What We Mean When We Talk About Love

When my husband, Jim Tanous, was diagnosed with metastatic cancer, I photographed him as I had for the previous ten years. At the same time that his life was ending, our two-year-old son’s life was unfolding. Our days conveyed an outward semblance of normalcy, but now a poignancy colored even the most ordinary events. Buoyed by Myles’s childhood-exuberance, we bolstered ourselves and tried to ignore the looming sense of loss.
Within a few months, when the effects of the cancer became visible, I stopped taking pictures.
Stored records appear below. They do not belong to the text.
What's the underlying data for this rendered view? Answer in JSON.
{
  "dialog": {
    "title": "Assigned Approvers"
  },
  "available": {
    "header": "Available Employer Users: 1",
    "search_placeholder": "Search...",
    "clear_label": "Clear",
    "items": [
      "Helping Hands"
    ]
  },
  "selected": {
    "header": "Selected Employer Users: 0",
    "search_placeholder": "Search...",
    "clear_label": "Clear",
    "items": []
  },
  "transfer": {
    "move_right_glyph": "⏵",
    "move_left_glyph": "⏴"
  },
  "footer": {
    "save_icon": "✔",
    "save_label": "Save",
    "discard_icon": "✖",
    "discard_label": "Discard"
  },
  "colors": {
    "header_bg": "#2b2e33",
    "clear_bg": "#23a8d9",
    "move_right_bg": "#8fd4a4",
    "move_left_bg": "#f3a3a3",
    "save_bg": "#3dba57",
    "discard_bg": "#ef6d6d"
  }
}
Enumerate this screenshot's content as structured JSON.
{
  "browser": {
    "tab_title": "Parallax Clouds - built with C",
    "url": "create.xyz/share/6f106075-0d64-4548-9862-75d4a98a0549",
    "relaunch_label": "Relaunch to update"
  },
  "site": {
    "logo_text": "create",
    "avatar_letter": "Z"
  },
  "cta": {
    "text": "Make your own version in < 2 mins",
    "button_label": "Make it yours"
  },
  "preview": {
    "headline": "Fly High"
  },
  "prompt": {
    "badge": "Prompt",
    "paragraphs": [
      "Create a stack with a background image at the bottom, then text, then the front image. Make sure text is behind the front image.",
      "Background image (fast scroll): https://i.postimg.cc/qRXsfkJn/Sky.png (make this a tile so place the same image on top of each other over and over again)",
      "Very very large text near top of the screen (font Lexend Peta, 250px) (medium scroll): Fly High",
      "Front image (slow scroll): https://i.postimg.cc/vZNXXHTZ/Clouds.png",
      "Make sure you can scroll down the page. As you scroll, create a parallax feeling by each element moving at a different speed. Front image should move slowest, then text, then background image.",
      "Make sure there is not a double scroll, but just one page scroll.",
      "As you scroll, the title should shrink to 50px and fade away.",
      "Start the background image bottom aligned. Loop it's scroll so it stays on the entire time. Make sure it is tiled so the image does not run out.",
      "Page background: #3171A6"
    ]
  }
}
Then, two months before he died, Jim asked me to photograph him maybe because all along it had been a way for us to express closeness.